== Task objective ==
Give back every entry, exactly as written.

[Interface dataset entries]
--*--

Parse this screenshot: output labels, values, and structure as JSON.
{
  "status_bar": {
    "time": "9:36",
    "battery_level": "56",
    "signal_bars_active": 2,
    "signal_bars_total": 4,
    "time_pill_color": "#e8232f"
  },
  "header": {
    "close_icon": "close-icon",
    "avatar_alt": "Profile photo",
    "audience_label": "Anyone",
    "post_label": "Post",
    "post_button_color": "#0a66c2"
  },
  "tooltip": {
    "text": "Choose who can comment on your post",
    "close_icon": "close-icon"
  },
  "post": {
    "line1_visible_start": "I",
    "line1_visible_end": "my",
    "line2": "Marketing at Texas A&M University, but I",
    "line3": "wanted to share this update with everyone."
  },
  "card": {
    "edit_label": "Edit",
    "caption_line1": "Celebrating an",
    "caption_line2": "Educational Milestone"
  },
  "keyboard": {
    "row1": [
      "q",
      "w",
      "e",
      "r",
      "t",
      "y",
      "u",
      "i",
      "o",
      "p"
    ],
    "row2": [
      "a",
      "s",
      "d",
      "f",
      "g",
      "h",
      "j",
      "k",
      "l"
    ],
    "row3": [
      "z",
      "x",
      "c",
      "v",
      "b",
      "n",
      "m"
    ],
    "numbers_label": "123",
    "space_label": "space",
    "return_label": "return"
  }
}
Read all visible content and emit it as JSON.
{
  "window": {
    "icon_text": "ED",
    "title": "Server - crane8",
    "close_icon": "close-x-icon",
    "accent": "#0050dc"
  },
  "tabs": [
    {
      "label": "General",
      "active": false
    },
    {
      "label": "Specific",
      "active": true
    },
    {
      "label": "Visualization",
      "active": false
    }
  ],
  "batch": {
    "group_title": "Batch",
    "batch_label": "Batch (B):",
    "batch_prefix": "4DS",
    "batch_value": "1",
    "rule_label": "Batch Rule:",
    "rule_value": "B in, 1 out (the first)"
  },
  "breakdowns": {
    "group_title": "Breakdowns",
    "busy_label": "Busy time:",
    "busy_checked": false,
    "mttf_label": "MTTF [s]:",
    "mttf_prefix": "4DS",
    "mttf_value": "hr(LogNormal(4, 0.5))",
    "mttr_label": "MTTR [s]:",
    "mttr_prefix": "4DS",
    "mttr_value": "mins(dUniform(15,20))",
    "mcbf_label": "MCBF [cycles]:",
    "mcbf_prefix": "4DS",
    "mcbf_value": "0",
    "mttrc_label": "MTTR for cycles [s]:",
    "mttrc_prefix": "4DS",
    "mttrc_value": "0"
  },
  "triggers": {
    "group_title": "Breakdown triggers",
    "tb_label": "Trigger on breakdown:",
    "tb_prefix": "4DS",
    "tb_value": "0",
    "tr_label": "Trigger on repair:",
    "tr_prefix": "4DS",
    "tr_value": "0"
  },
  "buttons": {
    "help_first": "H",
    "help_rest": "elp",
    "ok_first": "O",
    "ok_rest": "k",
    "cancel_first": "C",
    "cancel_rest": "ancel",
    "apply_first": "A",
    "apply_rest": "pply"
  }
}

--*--

== Exercise answer ==
Parse this screenshot: output labels, values, and structure as JSON.
{
  "status_bar": {
    "time": "9:36",
    "battery_level": "56",
    "signal_bars_active": 2,
    "signal_bars_total": 4,
    "time_pill_color": "#e8232f"
  },
  "header": {
    "close_icon": "close-icon",
    "avatar_alt": "Profile photo",
    "audience_label": "Anyone",
    "post_label": "Post",
    "post_button_color": "#0a66c2"
  },
  "tooltip": {
    "text": "Choose who can comment on your post",
    "close_icon": "close-icon"
  },
  "post": {
    "line1_visible_start": "I",
    "line1_visible_end": "my",
    "line2": "Marketing at Texas A&M University, but I",
    "line3": "wanted to share this update with everyone."
  },
  "card": {
    "edit_label": "Edit",
    "caption_line1": "Celebrating an",
    "caption_line2": "Educational Milestone"
  },
  "keyboard": {
    "row1": [
      "q",
      "w",
      "e",
      "r",
      "t",
      "y",
      "u",
      "i",
      "o",
      "p"
    ],
    "row2": [
      "a",
      "s",
      "d",
      "f",
      "g",
      "h",
      "j",
      "k",
      "l"
    ],
    "row3": [
      "z",
      "x",
      "c",
      "v",
      "b",
      "n",
      "m"
    ],
    "numbers_label": "123",
    "space_label": "space",
    "return_label": "return"
  }
}
Read all visible content and emit it as JSON.
{
  "window": {
    "icon_text": "ED",
    "title": "Server - crane8",
    "close_icon": "close-x-icon",
    "accent": "#0050dc"
  },
  "tabs": [
    {
      "label": "General",
      "active": false
    },
    {
      "label": "Specific",
      "active": true
    },
    {
      "label": "Visualization",
      "active": false
    }
  ],
  "batch": {
    "group_title": "Batch",
    "batch_label": "Batch (B):",
    "batch_prefix": "4DS",
    "batch_value": "1",
    "rule_label": "Batch Rule:",
    "rule_value": "B in, 1 out (the first)"
  },
  "breakdowns": {
    "group_title": "Breakdowns",
    "busy_label": "Busy time:",
    "busy_checked": false,
    "mttf_label": "MTTF [s]:",
    "mttf_prefix": "4DS",
    "mttf_value": "hr(LogNormal(4, 0.5))",
    "mttr_label": "MTTR [s]:",
    "mttr_prefix": "4DS",
    "mttr_value": "mins(dUniform(15,20))",
    "mcbf_label": "MCBF [cycles]:",
    "mcbf_prefix": "4DS",
    "mcbf_value": "0",
    "mttrc_label": "MTTR for cycles [s]:",
    "mttrc_prefix": "4DS",
    "mttrc_value": "0"
  },
  "triggers": {
    "group_title": "Breakdown triggers",
    "tb_label": "Trigger on breakdown:",
    "tb_prefix": "4DS",
    "tb_value": "0",
    "tr_label": "Trigger on repair:",
    "tr_prefix": "4DS",
    "tr_value": "0"
  },
  "buttons": {
    "help_first": "H",
    "help_rest": "elp",
    "ok_first": "O",
    "ok_rest": "k",
    "cancel_first": "C",
    "cancel_rest": "ancel",
    "apply_first": "A",
    "apply_rest": "pply"
  }
}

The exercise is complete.